We are very excited to add this engraved medal to the Scottish Rite Masonic Museum & Library collection. This type of personal Masonic medal, embellished with a variety of Masonic symbols and engraved with an owner’s name and his date of initiation, celebrated the wearer’s membership in a lodge. Owners likely wore them during processions or at lodge meetings. You can read about another personal Masonic medal in the Museum collection in a previous post.
Few engraved Masonic medals that date from the late 1700s and early 1800s come to the museum with much—if any—information about who owned or made them. Digging into the history of a medal like this one, originally the property of a man named James Campbell, and considering how this medal’s history relates to that of comparable medals in craftsmanship, style and iconography, can help us better understand it. Along with Campbell’s medal, we received two handwritten notes that hinted at the names of two previous owners of the medal. One note also stated that Campbell had served as a private in the Revolutionary War. Since James Campbell is a common name, even for men who served in the Revolutionary War, research into the family histories of prior owners was essential to helping us identify which James Campbell first commissioned the medal. Born in Windham, New Hampshire in 1759, the James Campbell who orginally owned this badge, lived in Acworth, New Hampshire, and later Walpole, New Hampshire. A farmer, Campbell also served as the Register of Deeds for Cheshire County, New Hampshire. When he died in 1825, an obituary in a local paper recorded Campbell was “a man universally esteemed. He has held the office of Registrar, by universal consent for about 20 years.”
Intriguingly, this medal is one of four very similarly engraved badges owned by different institutions: the Museum, the Grand Lodge of Masons in Massachusetts, the Grand Lodge of Iowa and the Henry Ford Museum. Of like size and displaying the same selections of emblems, manner of engraving and style of script, these badges appear to have been decorated by the same craftsman. In addition to the names of their owners: James Campbell, Joseph Winslow, Joseph Williams and Roger Ransted, each medal also bears the owner’s initiation date. These four medals were manufactured between 1796 and 1807.

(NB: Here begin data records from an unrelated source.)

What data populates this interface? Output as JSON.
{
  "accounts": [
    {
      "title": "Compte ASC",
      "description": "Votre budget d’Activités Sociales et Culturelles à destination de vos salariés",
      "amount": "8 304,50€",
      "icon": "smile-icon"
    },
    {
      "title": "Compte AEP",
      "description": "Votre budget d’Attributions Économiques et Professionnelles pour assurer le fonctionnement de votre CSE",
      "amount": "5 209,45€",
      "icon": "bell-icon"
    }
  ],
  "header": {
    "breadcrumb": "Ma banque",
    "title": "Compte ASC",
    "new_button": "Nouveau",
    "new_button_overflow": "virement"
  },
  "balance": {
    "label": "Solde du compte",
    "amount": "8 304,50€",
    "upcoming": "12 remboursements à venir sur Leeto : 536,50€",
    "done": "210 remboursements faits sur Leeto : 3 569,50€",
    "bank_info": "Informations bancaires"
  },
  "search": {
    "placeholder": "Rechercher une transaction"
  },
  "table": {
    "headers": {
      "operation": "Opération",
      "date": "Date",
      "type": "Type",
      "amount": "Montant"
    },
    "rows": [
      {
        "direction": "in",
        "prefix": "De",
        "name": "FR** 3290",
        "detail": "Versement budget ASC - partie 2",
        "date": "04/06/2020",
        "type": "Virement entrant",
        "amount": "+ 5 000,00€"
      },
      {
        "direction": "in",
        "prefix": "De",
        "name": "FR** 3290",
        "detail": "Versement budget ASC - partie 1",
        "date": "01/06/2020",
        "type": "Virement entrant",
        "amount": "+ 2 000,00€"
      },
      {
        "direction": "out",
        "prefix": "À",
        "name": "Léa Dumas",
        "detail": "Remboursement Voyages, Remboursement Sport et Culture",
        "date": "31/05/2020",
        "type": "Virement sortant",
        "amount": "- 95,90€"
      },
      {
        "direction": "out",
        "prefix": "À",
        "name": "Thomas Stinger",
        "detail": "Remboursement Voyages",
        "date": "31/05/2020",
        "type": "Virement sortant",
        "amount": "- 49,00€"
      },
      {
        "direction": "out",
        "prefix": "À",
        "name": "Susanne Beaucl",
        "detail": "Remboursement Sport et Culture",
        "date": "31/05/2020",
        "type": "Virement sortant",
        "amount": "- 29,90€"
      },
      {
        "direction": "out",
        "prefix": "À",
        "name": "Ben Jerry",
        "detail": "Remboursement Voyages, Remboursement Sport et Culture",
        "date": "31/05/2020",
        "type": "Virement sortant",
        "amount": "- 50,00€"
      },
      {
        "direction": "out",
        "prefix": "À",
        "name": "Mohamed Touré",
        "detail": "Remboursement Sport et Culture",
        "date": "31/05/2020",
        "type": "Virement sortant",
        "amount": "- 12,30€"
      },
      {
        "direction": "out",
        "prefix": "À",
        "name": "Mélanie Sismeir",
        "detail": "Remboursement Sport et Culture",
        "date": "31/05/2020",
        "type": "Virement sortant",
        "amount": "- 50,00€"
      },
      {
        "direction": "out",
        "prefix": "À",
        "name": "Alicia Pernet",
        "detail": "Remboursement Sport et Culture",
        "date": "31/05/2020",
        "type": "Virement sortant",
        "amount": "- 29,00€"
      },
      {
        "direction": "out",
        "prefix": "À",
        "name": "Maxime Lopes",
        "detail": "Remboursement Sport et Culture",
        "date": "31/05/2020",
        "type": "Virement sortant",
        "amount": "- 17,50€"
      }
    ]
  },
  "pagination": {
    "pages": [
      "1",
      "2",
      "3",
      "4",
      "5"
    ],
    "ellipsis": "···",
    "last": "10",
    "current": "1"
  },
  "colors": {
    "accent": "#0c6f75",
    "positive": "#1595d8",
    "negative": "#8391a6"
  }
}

Three of the medal owners, Roger Ransted (1769-1852), of Westmoreland, New Hampshire (and later, Thetford, Vermont), Joseph Winslow (dates unknown) of Putney, Vermont, and Campbell lived in the same part of the country on the New Hampshire and Vermont sides of the Connecticut River. The craftsman who shaped and decorated these medals likely worked in the same area. Membership records at the Grand Lodge of New Hampshire related to Ransted, Winslow and Campbell showed that they belonged to the same Masonic lodge, Jerusalem Lodge No. 4 of Westmoreland and Walpole, New Hampshire. There is still more of this history to uncover—such as who engraved these medals. If you know of any similar Masonic medals or have ideas about James Campbell’s medal, please leave us a comment or drop us a line.
Masonic Medal, 1798. New England. Museum Purchase, 2014.100.
Aimee E. Newell, Hilary Anderson Stelling and Catherine Compton Swanson, Curiosities of the Craft: Treasures from the Grand Lodge of Massachusetts Collection (Boston and Lexington, Massachusetts: Grand Lodge of Masons in Massachusetts and the Scottish Rite Masonic Museum and Library, 2013), 76-77.
Barbara Franco, Masonic Symbols in American Decorative Arts (Lexington, Massachusetts: Museum of Our National Heritage, 1976), 30.
Many thanks to Bill Kreuger, Grand Lodge of Iowa, Donald Campbell, Grand Lodge of Washington and Tom Lowe and Roberta Langis, Grand Lodge of New Hampshire.